In a speech in Phoenix last November, Governor Palin warned that Obama’s long-discredited Keynesian fiscal policies combined with Ben Bernanke’s ill-conceived efforts to monetize Obama’s debt was causing inflation, particularly in the food and energy sectors. She noted that Bernanke’s plan to print another $600 billion through yet another round of quantitative easing (QE2) would only exacerbate the problem going forward. The so-called experts in Washington and New York who were responsible for these "Jimmy Carteresque" fiscal and monetary schemes couldn’t abide being lectured on their obvious shortcomings by Governor Palin, and Wall Street Journal reporter Sudeep Reddy responded, basically claiming the inflation to which Governor Palin referred was a figment of her imagination. Governor Palin then gave Reddy a well-deserved smackdown via Facebook, resulting in a laughably feeble response from Reddy. Even Reddy’s employers at the Wall Street Journal sided with Palin, and noted that she was "leading the pack" on monetary policy:

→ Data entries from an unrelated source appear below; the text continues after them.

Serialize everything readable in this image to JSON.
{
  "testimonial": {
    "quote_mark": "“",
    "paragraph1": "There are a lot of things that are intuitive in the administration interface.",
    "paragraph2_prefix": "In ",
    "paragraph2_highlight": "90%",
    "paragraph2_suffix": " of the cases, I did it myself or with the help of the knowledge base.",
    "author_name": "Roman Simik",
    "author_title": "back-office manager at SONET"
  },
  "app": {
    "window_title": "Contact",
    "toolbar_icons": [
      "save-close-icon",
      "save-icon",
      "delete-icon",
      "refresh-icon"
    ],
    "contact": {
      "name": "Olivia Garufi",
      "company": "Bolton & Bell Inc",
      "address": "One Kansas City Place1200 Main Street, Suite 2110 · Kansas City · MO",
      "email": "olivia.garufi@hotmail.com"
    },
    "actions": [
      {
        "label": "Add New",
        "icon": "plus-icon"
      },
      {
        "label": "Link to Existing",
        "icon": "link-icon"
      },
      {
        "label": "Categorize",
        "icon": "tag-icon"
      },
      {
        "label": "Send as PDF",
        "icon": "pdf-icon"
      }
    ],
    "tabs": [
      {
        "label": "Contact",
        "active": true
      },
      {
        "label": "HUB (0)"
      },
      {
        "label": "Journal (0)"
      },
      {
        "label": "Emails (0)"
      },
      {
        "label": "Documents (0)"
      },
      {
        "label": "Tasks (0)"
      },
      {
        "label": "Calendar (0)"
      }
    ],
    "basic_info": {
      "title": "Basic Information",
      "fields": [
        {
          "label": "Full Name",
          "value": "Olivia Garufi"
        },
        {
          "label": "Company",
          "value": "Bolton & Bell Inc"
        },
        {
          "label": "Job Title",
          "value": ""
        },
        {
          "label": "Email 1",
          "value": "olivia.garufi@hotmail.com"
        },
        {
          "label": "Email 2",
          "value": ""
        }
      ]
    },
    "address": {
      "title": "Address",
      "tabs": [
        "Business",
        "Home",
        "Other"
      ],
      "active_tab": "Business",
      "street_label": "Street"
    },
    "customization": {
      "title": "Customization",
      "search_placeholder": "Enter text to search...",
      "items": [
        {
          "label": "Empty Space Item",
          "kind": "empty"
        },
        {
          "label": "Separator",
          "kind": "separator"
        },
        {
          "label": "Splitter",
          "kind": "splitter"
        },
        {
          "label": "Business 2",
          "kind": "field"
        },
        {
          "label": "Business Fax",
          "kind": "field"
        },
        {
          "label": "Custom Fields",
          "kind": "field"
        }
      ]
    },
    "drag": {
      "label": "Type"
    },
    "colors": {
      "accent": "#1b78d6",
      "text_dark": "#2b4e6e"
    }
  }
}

Today, with gold in the neighborhood of $1500 per ounce, gasoline flirting with $4 a gallon ($5 in some markets), and skyrocketing food and commodity prices, Governor Palin’s warning over 6 months ago is more prescient than ever. This has not been lost on the New York Sun, and they have an excellent editorial today in which they make the case that Governor Palin saw today’s inflation coming way before the self-anointed financial gurus; those who look down their noses at her (and us) because we dare to question their "brilliance":
The big question as Chairman Bernanke gets set for his first quarterly press conference is how Sarah Palin was able to figure out sooner than everyone else that the Federal Reserve’s campaign of quantitative easing wouldn’t work. Disappointment in the Fed’s policies is being reported this morning at the top of page one of the New York Times. It reports that “most Americans are not feeling the difference” from the Fed’s “experimental effort to spur a recovery by purchasing vast quantities of federal debt.” It reports that “a broad range of economists say that the disappointing results show the limits of the central bank’s ability to lift the nation from its economic malaise.”
It’s a terrific story, and well-timed, given that on Wednesday Mr. Bernanke will break tradition and meet with the press. It is part of the Fed’s effort to get ahead of what is emerging as a public relations catastrophe, as gasoline is nearing six dollars a gallon at some pumps, the cost of groceries is skyrocketing, and the value of the dollars that Mr. Bernanke’s institution issues as Federal Reserve notes has collapsed to less than a 1,500thof an ounce of gold. Unemployment is still high. Shakespeare couldn’t come up with a better plot. But how in the world did Mrs. Palin, who is supposed to be so thick, manage to figure all this out so far ahead of the New York Times and all the economists it talked to?
She did this back in November in a speech at Phoenix, which the Wall Street Journal, in a laudatory editorial at the time, characterized as zeroing in on the connection between a weak dollar and rising prices for oil and food. “We don’t want temporary, artificial economic growth brought at the expense of permanently higher inflation which will erode the value of our incomes and our savings,” the Journal quoted Mrs. Palin as saying. “We want a stable dollar combined with real economic reform. It’s the only way we can get our economy back on the right track.” Now here is the New York Times quoting a raft of economists who have reached the conclusion that Mrs. Palin’s warning was right down the line.
No doubt it will be one of the most crowded press conferences in recent memory, and there will be lots to ask about. But one of the questions will be how in tarnation Mrs. Palin figured it out so far ahead of everyone else.
Update: (h/t CBDenver) Dian L. Chu discusses Bernanke’s monetary follies in a piece today at Business Insider:
The Federal Reserve has lost all credibility on Wall Street, and most of the American public with the absolute refusal to recognize the dire effects on asset prices that QE2 has created. But the refusal is part of the problem. It reinforces the wide spread belief of investors that the Fed is out of touch with reality, and that they sit in their Ivory Tower implementing an exceedingly loose monetary policy, with the stated goal of inflating asset prices.
Update II: Seth Lipsky, Editor of the New York Sun, will be a guest on Jewish Independent Talk Radio later today with Benyamin Korn. Lipsky will be discussing his editorial on Governor Palin’s foresight on monetary policy to which we linked above. The program will air from 5:00 to 6:00 PM and again from 8:00 to 9:00 PM. Listen to it at Newstalk 990 WNTP.
Update III: More from William Jacobsen at Legal Insurrection.